The title of the Nate Lowman's exhibition at the Dallas Contemporary is the punchline to a joke: Why is everyone always saying "God Bless America?" Because America Sneezes.
It's a simple introduction into the brain of an artist whose work as a painter often emerges from observations about American culture. Perhaps most famous for his use of the bright yellow smiley face, long before the proliferation of the emoji, Lowman has also explored elements of car culture, shaping his canvases to resemble the car air freshener tree, or employing bumper stickers and what he describes as "the passive-aggressive quality of that anonymous language." It's how Lowman's mind works, approaching subjects that could be misinterpreted as ironic or kitschy, but Lowman's too thoughtful for that to be true, too respectful. He's interested not just in the banal or the ubiquitous, but in their incorporation into everyday life.
The exhibition at Dallas Contemporary is a new body of work, one that quietly glistens with sincerity. America Sneezes contains a large map of the United States, a sea of found object lamps and a smattering of paintings, including a gorgeous series based on the ceilings in his studio. In fact, in a roundabout way, this exhibition is a peek not just into the brain of Lowman, but into his studio.
Walk into the exhibition and the first thing you see is a set of a bleachers. Too fancy for a Friday night football game, too causal to be commonplace in the galleries of the Dallas Contemporary. From that vantage point, you can sit directly across from the large map of the United States. Pristine in construction and messy in coloring, the map is arranged from a series of shaped canvas that's draped in drop cloths collected from Lowman's studio. Look closely and you'll see footprints on Texas and droplets of paint on Florida. For Lowman it emerges both from an exploration of what a painting can be and his interest in shaped canvases.
"I asked myself what would a crazy eccentric shaped canvas piece be? I thought I could do a map of the United States." says Lowman. "If one state looks a certain way ... like Georgia's red, I've never been to Georgia and have no opinion about it. There's no meaning there. It's completely an abstract."

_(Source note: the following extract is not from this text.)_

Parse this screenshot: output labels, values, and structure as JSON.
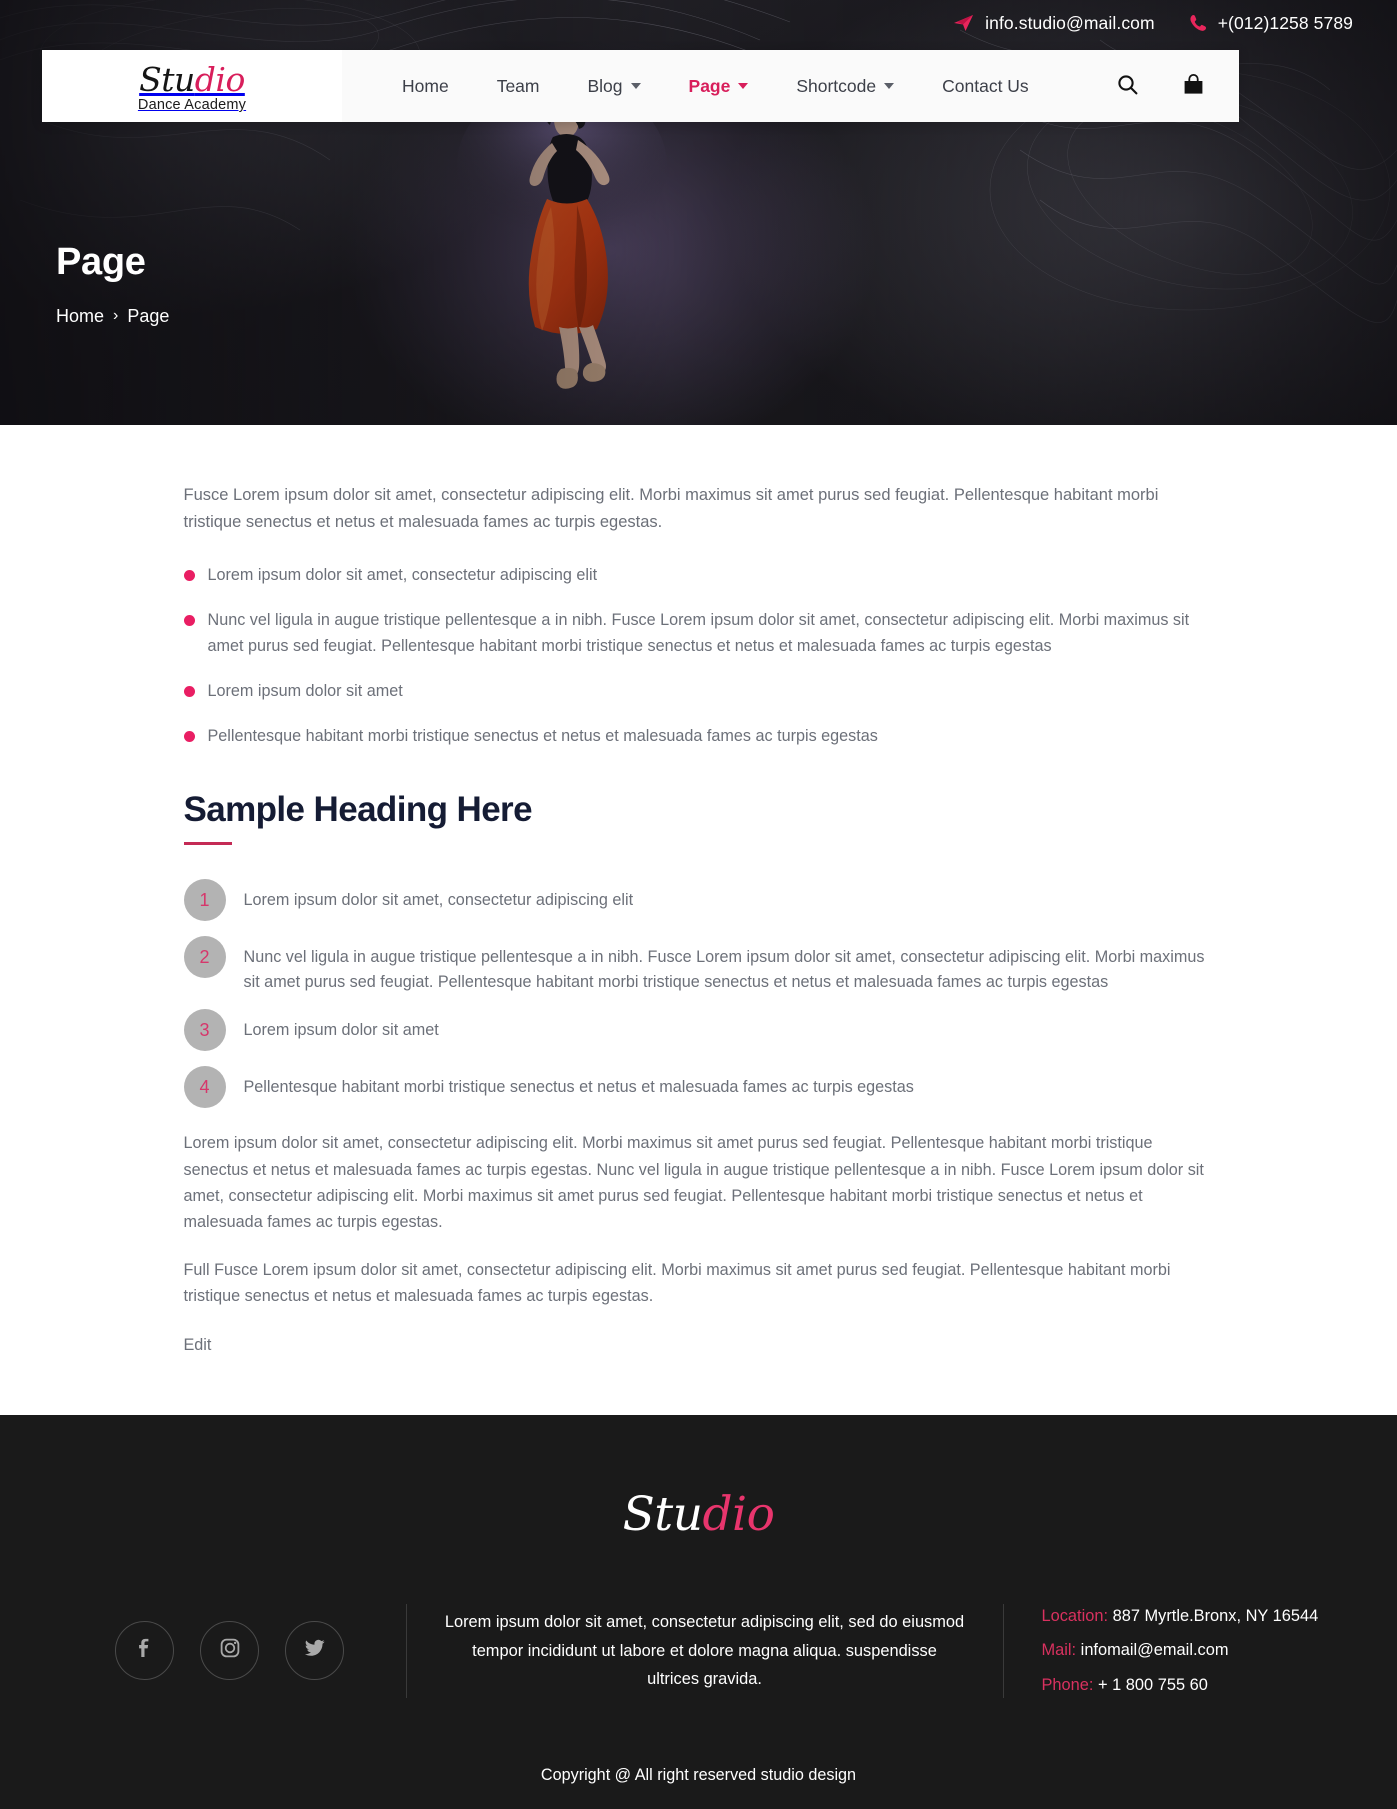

In full view it's quite a sight to behold, a construction that encapsulates every boundary in our country, the outlines of the states prominently signaling the mishmash collaboration of communities and the abstract way in which America itself was brought together. There are hints of Jasper Johns in the map, and a small step further into the exhibition will bring you to one of Lowman's pine-tree air fresheners painted in the colors of the American flag, appropriating both the map of the country and the symbolic red, white and blue into art. He replaces the blue with a tepid green and names it "Sideshow Bob Marley" And like the uncontrollable sneeze, here the act of creation is a natural reaction to his environment.

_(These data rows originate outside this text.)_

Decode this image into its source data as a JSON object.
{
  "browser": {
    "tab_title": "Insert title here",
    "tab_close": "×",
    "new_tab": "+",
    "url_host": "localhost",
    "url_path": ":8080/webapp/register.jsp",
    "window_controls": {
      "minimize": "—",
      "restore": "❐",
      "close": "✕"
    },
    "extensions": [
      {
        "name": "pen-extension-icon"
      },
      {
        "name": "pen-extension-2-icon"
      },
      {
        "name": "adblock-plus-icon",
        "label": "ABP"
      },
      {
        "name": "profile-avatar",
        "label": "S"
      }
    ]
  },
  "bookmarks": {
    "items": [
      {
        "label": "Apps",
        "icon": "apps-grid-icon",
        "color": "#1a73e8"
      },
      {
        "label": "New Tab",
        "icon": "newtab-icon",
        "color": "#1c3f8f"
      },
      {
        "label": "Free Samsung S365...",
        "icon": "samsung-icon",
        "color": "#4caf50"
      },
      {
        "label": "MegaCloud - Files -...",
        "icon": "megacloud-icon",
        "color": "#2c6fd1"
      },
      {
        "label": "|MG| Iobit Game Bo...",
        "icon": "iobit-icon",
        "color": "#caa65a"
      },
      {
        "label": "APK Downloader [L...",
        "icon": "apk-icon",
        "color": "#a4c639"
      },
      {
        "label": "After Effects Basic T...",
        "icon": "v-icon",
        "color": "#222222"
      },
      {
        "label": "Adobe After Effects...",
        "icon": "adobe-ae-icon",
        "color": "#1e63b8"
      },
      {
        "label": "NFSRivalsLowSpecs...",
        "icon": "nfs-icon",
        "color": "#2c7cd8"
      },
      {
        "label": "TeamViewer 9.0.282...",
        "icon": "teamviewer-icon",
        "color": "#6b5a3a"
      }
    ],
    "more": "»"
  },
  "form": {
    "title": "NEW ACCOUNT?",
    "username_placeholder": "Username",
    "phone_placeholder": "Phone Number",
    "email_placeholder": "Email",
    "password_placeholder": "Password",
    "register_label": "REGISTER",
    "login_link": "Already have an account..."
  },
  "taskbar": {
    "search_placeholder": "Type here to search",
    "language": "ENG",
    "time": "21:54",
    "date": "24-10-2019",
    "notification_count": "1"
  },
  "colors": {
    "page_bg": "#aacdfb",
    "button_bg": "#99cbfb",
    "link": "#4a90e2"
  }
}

Round another corner and you'll see outlines of the shaped air freshener canvases imposed on other canvases, or perhaps leftover from the creation. In each piece Lowman finds beauty in what is leftover. Which, of course, is not the American way. Round one more corner to a room teeming with makeshift, 6-foot-tall lamps composed of found objects. One lamp rests in a shoe, another wears a ripped T-shirt as a lamp shade. It all feels very Isa Genzken. Each is more odd than the other, but collected into the room they are oddly human, increasingly more interesting. Lining the walls in the room are a collection of paintings of the tin ceiling in his studio, painted with brushstrokes of black latex, traced from projected photos, and illuminated by bright spotlights, the final product is stunning. It also closes the circle from the drop cloths underfoot to the ceiling overhead.
"For me the drop cloths were a way to inhabit a conversation about the history of mark making, and they're happening automatically and they're done by chance," Lowman says. "I spend a lot of time literally staring at my ceiling. Recently, it just occurred to me to try to take some photographs and make some paintings of the ceiling, because the paintings all end up on the wall, whether they're inspired by the thing on the ceiling or the floor. It was just a way for me to unify those aspects."
America Sneezes wasn't necessarily about creating one overriding idea for the exhibition, but about connecting disparate ideas through the output of art. Lowman wanted to participate in a conversation about what makes a painting, and by doing so, he also has spent much of his career connecting the dots in a conversation about what is beautiful. Here, Lowman renders what might otherwise be rejected, ejected, and tossed aside into something not just redeemable, but downright lovely.
There's a lot of beauty to be seen at the Dallas Contemporary currently. Between Lowman's thought-heavy exhibition, to the provocative paintings of David Salle, and the breathtaking piece by Anila Quayyum Agha (which won the ArtPrize in Grand Rapids, Michigan, in 2014). See all three exhibitions through August 23. Admission is free. More at dallascontemporary.org.